PHOENIX -- Doug Melvin's Spring Training office is dominated by a bank of windows overlooking Maryvale Baseball Park, but it's not the room's most interesting feature. The west wall holds a huge dry-erase board with the Brewers' internal depth chart, a work in progress sure to see some changes in the six weeks before Opening Day.
Pointing at the names on that board Saturday morning, the veteran general manager forcefully rebutted the notion that the Brewers should have done more over the winter to address last season's collapse.
"You guys have been writing we didn't do much to turn the club over or whatever," Melvin said. "I don't know how you see that. Almost a third of the club is not here that was here last year. You guys keep writing that we didn't do anything, but you don't have Rickie Weeks here, [Marco] Estrada's not here, [Yovani] Gallardo's not here, Zach Duke's not here, [Mark] Reynolds is not here, [Lyle] Overbay's not here."

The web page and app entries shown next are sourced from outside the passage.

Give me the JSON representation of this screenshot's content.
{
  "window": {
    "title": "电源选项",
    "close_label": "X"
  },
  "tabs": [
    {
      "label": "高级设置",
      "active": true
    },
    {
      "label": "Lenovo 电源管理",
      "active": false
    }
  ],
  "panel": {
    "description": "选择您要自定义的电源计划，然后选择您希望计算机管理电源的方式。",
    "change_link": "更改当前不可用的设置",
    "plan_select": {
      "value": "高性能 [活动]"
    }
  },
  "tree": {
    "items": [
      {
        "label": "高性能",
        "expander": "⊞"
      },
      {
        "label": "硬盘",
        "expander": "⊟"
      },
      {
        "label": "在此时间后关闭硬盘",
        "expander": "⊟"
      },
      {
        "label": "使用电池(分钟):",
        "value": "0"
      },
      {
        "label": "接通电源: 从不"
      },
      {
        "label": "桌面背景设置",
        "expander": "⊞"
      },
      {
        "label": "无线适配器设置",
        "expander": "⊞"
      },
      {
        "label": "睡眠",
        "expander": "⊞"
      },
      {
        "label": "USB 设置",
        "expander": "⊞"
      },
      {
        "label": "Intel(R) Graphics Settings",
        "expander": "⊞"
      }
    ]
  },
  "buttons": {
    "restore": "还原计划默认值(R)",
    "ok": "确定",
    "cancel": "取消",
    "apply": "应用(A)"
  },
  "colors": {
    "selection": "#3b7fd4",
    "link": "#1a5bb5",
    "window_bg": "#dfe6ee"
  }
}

When it was suggested that most of those players were in secondary roles, Melvin said, "I don't know why we would turn over the regulars. Why would you turn over [Ryan] Braun, [Carlos] Gomez, [Jonathan] Lucroy, [Jean] Segura?
"If you look at our club from Spring Training at this time last year and now, it's a huge turnover. A lot of new faces. We didn't go trade Lucroy or Braun like Oakland traded Josh Donaldson. That's the thing. We didn't do like the Braves and trade [Justin] Upton. They're sort of transitioning. We believe there's good enough talent to compete.
"We won 82 ballgames. We're frustrated that we didn't play well down the stretch, but we won 82 and there's such a fine line from 80 wins to 90 wins. That can be overcome by better play. Sometimes the best way to improve your club is the individuals on the club."
In his case for improvement over this time last season, Melvin counts the Brewers' 2014 in-season additions, including outfielder Gerardo Parra and relievers Jonathan Broxton and Jeremy Jeffress. In October, the Brewers addressed first base by acquiring Adam Lind. In January, they traded Gallardo to Texas and opened a spot in the starting rotation for former top prospect Jimmy Nelson, adding two young players in the process (reliever Corey Knebel and infielder Luis Sardinas) who could crack the Opening Day roster this year.
Melvin did acknowledge the Brewers are not deep in the starting rotation, which has only five established pitchers for as many spots. The initial backup is right-handed prospect Taylor Jungmann, who has never pitched in the Major Leagues. The Brewers also will "stretch out" right-hander Michael Blazek as a starting pitcher this spring, and he's currently next after Jungmann on the depth chart.
"There's going to be some guys that are out there," Melvin said, referring to the potential for an addition this spring. "You have to have flexibility with that sixth spot, someone who can go up and down."
Will Melvin more actively seek pitching during this Spring Training compared to years past?
"Probably your eyes are open a little bit more, because we knew we had [Mike] Fiers and Nelson down there last year," he said. "You just hope you don't have injuries the first part of the year."
Adam McCalvy is a reporter for MLB.com. Read his blog, Brew Beat, and follow him on Twitter at @AdamMcCalvy. This story was not subject to the approval of Major League Baseball or its clubs.